> Work instructions
Reproduce the records exactly.

[[ Given information, beginning ]]

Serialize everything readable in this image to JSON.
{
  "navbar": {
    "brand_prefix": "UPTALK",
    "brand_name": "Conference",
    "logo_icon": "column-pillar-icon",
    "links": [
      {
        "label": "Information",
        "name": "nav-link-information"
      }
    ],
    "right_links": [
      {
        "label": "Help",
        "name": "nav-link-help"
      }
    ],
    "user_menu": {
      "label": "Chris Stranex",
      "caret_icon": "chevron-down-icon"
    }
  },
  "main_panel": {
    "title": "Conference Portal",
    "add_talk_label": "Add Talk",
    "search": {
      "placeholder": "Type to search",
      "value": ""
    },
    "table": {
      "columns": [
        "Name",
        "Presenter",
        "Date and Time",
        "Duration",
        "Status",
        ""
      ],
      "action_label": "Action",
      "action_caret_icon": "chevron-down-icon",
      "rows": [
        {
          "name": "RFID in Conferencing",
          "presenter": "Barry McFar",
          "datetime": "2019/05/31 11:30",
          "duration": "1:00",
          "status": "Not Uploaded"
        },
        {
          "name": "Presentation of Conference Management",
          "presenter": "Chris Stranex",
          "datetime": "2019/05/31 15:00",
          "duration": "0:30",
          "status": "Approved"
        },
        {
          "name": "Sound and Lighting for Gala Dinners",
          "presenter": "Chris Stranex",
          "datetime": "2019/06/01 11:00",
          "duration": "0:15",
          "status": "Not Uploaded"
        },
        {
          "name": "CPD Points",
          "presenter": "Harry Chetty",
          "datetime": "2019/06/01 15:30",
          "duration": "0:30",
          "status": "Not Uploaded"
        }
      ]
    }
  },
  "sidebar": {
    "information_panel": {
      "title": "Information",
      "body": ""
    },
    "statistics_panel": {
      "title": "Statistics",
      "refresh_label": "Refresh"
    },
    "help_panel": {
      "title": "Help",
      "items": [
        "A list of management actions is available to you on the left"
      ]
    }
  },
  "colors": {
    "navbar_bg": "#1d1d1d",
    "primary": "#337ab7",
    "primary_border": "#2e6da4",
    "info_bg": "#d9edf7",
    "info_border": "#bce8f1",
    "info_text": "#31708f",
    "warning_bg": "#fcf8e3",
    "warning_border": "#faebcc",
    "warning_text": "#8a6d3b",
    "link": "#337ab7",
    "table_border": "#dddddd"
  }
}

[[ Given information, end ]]

> Answer box
Serialize everything readable in this image to JSON.
{
  "navbar": {
    "brand_prefix": "UPTALK",
    "brand_name": "Conference",
    "logo_icon": "column-pillar-icon",
    "links": [
      {
        "label": "Information",
        "name": "nav-link-information"
      }
    ],
    "right_links": [
      {
        "label": "Help",
        "name": "nav-link-help"
      }
    ],
    "user_menu": {
      "label": "Chris Stranex",
      "caret_icon": "chevron-down-icon"
    }
  },
  "main_panel": {
    "title": "Conference Portal",
    "add_talk_label": "Add Talk",
    "search": {
      "placeholder": "Type to search",
      "value": ""
    },
    "table": {
      "columns": [
        "Name",
        "Presenter",
        "Date and Time",
        "Duration",
        "Status",
        ""
      ],
      "action_label": "Action",
      "action_caret_icon": "chevron-down-icon",
      "rows": [
        {
          "name": "RFID in Conferencing",
          "presenter": "Barry McFar",
          "datetime": "2019/05/31 11:30",
          "duration": "1:00",
          "status": "Not Uploaded"
        },
        {
          "name": "Presentation of Conference Management",
          "presenter": "Chris Stranex",
          "datetime": "2019/05/31 15:00",
          "duration": "0:30",
          "status": "Approved"
        },
        {
          "name": "Sound and Lighting for Gala Dinners",
          "presenter": "Chris Stranex",
          "datetime": "2019/06/01 11:00",
          "duration": "0:15",
          "status": "Not Uploaded"
        },
        {
          "name": "CPD Points",
          "presenter": "Harry Chetty",
          "datetime": "2019/06/01 15:30",
          "duration": "0:30",
          "status": "Not Uploaded"
        }
      ]
    }
  },
  "sidebar": {
    "information_panel": {
      "title": "Information",
      "body": ""
    },
    "statistics_panel": {
      "title": "Statistics",
      "refresh_label": "Refresh"
    },
    "help_panel": {
      "title": "Help",
      "items": [
        "A list of management actions is available to you on the left"
      ]
    }
  },
  "colors": {
    "navbar_bg": "#1d1d1d",
    "primary": "#337ab7",
    "primary_border": "#2e6da4",
    "info_bg": "#d9edf7",
    "info_border": "#bce8f1",
    "info_text": "#31708f",
    "warning_bg": "#fcf8e3",
    "warning_border": "#faebcc",
    "warning_text": "#8a6d3b",
    "link": "#337ab7",
    "table_border": "#dddddd"
  }
}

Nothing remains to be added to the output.